Take every line from the listing below that contains "Dernière".

◆ ENTRIES SUPPLIED ◆
************
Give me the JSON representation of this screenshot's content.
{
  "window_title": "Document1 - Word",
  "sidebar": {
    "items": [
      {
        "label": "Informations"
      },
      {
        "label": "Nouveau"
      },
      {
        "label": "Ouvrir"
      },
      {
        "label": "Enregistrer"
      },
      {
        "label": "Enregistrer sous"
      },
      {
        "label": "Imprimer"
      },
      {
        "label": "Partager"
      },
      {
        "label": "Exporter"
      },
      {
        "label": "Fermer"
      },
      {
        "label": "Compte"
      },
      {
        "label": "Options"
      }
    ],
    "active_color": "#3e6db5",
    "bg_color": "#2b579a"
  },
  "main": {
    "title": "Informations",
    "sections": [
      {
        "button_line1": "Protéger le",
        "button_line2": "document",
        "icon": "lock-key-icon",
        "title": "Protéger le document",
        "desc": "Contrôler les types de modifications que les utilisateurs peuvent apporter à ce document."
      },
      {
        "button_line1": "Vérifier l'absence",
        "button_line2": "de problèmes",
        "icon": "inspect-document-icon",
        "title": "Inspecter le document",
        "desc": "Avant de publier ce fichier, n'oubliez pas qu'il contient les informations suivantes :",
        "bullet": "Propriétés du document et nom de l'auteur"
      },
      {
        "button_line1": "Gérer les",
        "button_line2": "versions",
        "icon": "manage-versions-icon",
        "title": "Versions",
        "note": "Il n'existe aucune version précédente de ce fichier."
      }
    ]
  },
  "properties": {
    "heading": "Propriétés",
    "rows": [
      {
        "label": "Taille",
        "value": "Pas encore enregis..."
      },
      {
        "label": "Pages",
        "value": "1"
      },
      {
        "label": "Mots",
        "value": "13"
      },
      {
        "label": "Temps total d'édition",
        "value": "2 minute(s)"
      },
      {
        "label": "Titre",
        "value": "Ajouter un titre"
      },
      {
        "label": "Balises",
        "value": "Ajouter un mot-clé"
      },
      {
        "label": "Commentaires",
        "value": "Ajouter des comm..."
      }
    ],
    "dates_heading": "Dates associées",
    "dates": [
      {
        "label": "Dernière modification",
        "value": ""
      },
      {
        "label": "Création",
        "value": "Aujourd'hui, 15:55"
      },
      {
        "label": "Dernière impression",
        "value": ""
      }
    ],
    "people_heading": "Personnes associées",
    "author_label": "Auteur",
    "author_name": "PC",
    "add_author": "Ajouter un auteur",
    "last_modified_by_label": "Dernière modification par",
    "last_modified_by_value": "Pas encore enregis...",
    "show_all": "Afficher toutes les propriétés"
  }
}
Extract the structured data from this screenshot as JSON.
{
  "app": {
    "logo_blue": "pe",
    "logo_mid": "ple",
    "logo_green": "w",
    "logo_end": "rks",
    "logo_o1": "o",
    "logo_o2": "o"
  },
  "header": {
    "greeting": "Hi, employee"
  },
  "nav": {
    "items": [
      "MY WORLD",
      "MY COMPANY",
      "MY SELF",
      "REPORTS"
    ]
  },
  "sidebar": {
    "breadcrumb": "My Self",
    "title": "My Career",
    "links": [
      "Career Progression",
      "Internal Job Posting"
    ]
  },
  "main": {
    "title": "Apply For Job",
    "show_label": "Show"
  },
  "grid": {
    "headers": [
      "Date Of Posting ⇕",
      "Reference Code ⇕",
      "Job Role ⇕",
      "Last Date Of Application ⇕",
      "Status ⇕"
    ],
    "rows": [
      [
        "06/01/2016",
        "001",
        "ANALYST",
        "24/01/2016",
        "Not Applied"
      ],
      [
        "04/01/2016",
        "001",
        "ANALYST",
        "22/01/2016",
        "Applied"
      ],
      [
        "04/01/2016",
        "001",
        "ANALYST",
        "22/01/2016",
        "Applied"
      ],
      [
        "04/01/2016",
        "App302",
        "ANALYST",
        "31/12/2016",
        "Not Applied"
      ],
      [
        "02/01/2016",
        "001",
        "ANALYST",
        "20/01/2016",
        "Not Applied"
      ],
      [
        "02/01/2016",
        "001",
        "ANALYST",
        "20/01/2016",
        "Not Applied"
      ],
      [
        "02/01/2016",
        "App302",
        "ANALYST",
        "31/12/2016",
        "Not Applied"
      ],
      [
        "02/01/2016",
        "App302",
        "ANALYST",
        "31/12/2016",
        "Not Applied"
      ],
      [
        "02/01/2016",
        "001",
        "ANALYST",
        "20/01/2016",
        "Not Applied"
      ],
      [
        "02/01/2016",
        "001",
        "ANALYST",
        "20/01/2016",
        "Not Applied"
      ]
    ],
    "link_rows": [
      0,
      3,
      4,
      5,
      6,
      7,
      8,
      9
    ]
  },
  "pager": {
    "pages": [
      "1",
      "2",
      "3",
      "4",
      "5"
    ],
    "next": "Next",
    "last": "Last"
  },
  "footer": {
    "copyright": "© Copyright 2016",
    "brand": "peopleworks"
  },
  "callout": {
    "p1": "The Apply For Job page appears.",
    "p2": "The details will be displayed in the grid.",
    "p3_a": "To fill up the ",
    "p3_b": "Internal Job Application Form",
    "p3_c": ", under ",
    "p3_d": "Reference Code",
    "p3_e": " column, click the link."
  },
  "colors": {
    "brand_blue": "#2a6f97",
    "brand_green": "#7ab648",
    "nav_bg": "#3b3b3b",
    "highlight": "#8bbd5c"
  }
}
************
◆ OUTPUT BELOW ◆
        "label": "Dernière modification",
        "label": "Dernière impression",
    "last_modified_by_label": "Dernière modification par",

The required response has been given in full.